Cold controlled chemistry
Collisions of molecules in a thermal gas are difficult to control. Thermal motion randomizes molecular encounters and diminishes the effects of external radiation or static electromagnetic fields on intermolecular interactions. The effects of the thermal motion can be reduced by cooling molecular gases to low temperatures. At temperatures near or below 1 K, the collision energy of molecules becomes less significant than perturbations due to external fields. At the same time, inelastic scattering and chemical reactions may be very efficient in low-temperature molecular gases.

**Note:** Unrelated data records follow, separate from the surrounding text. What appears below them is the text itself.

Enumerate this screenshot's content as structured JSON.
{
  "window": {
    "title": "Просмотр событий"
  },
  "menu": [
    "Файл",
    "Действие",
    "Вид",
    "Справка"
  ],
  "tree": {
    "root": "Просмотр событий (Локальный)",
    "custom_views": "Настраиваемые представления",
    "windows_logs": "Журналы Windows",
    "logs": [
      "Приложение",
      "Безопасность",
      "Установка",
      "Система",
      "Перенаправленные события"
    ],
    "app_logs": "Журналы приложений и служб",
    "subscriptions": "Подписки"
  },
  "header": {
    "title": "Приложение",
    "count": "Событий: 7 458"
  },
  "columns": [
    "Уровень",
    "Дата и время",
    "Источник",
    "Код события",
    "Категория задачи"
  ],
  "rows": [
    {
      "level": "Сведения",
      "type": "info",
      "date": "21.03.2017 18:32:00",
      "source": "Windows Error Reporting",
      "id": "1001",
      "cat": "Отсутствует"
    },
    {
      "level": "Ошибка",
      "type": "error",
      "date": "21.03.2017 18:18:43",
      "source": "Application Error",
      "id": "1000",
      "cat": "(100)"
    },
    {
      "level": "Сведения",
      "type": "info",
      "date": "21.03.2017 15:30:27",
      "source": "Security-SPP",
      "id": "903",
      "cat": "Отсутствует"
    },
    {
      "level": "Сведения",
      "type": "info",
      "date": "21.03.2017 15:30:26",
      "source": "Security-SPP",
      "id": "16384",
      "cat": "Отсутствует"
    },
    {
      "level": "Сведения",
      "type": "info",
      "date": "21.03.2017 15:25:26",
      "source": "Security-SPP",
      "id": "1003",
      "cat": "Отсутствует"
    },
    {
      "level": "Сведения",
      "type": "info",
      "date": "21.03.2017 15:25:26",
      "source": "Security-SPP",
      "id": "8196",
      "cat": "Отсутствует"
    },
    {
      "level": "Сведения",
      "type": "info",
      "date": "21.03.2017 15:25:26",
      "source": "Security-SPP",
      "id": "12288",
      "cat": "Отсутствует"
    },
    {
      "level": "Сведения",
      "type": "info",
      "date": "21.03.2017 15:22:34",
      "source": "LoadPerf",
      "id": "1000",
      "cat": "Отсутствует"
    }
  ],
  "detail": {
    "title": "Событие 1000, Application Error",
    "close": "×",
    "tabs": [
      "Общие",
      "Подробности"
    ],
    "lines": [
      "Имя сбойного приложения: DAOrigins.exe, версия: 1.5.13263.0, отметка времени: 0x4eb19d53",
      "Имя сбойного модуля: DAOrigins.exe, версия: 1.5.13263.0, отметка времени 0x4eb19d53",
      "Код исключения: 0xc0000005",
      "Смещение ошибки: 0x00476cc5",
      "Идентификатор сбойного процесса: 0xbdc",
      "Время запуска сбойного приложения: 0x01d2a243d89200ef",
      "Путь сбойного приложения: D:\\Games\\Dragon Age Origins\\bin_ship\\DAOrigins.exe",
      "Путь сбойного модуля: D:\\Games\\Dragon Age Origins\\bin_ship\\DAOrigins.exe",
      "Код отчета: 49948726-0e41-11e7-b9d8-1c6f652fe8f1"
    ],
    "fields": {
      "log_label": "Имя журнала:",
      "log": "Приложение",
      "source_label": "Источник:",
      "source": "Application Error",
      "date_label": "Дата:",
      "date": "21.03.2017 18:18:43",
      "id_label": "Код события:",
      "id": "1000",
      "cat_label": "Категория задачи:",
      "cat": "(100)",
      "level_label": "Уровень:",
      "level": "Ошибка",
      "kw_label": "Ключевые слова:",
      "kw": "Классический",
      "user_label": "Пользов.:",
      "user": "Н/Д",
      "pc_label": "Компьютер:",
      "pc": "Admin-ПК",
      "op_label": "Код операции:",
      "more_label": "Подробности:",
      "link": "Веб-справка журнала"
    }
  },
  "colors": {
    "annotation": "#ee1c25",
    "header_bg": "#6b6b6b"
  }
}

The purpose of this article is to demonstrate that collisions of molecules at temperatures below 1 K can be manipulated by external electromagnetic fields and to discuss possible applications of cold controlled chemistry. The discussion focuses on molecular interactions at cold (0.001–2 K) and ultracold (<0.001 K) temperatures and is based on both recent theoretical and experimental work. The article concludes with a summary of current challenges for theory and experiment in the research of cold molecules and cold chemistry.
- This article is part of the themed collection: Highlighting Canadian research in PCCP